Yes.  I eat many, many salads in the summer.  I also eat lots and lots of vegetable soups.  Cold, chilly soups that cool me down and fill me up.

It’s like summer.  Summer in a bowl.

Garden Minestrone Soup

(serves 8)

Serve hot in the winter and chilled in the summer!

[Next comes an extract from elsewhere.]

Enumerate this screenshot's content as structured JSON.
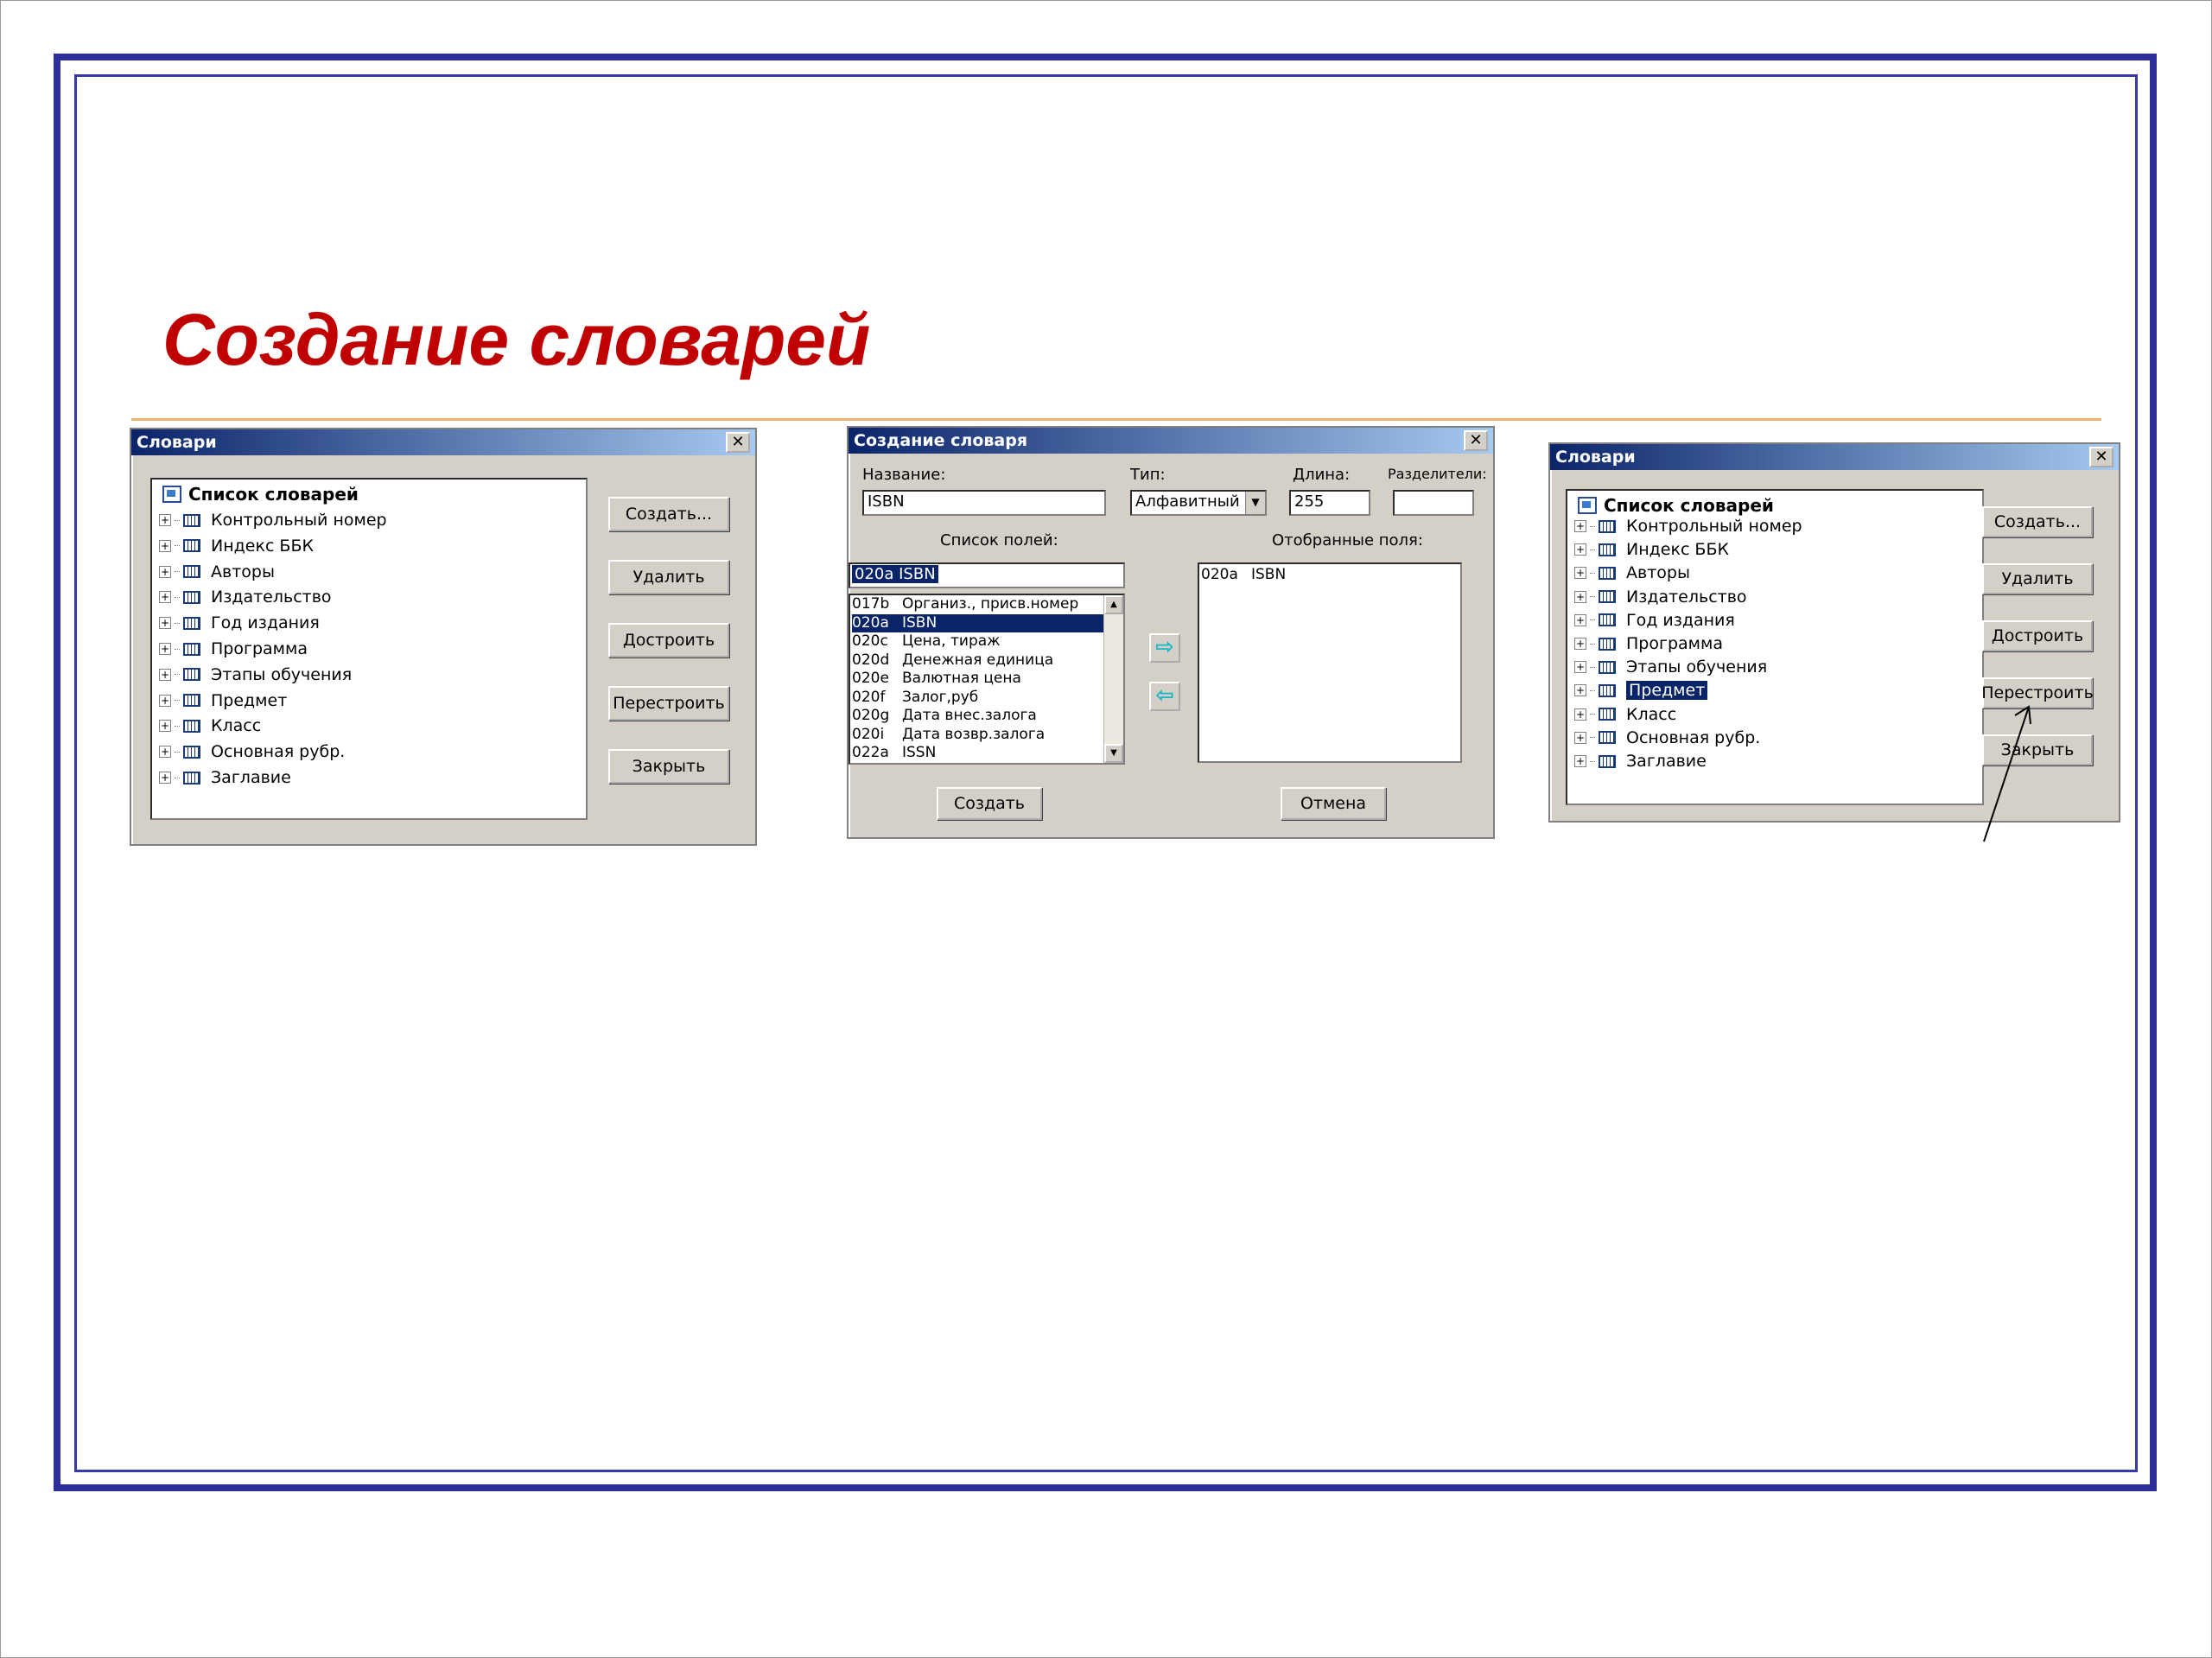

  • 2 tsp olive oil
  • 1 cup chopped onion
  • 2 tsp fresh oregano
  • 4 garlic cloves, minced
  • 3 cups chopped yellow squash
  • 3 cups chopped zucchini
  • 1 cup chopped carrot
  • 1 cup fresh corn kernels (or frozen)
  • 4 cups chopped tomato, divided
  • 3 (14 oz) cans fat-free, low sodium chicken or vegetable broth, divided
  • 1/2 cup barley
  • 1 (15.5 oz0 can white beans, rinsed and drained
  • 1 (6oz) package fresh baby spinach
  • 1 tsp salt
  • 1/2 tsp freshly ground black pepper
  1. Heat oil in a dutch oven over medium-high heat.  Add onion to pan; saute 3 minutes or until softened.  Add oregano and garlic, saute 1 minute.  Stir in squash, zucchini, carrot and corn; saute 5 minutes or until veggies are tender.  Remove from heat.
  2. Place 3 cups tomato and 1 can broth in a blender; process until smooth.  Add tomato mixture to pan; return pan to heat.  Stir in remaining 1 cup tomato and remaining 2 cans broth; bring mixture to a boil.  Reduce heat and simmer 20 minutes.
  3. Add barley and beans to pan; cook 10 minutes or until barley is tender, stirring occasionally.  Remove from heat.  Stir in spinach, salt and 1/2 tsp pepper.  Serve and enjoy!
QUESTION: What are some of your favorite warm weather eats?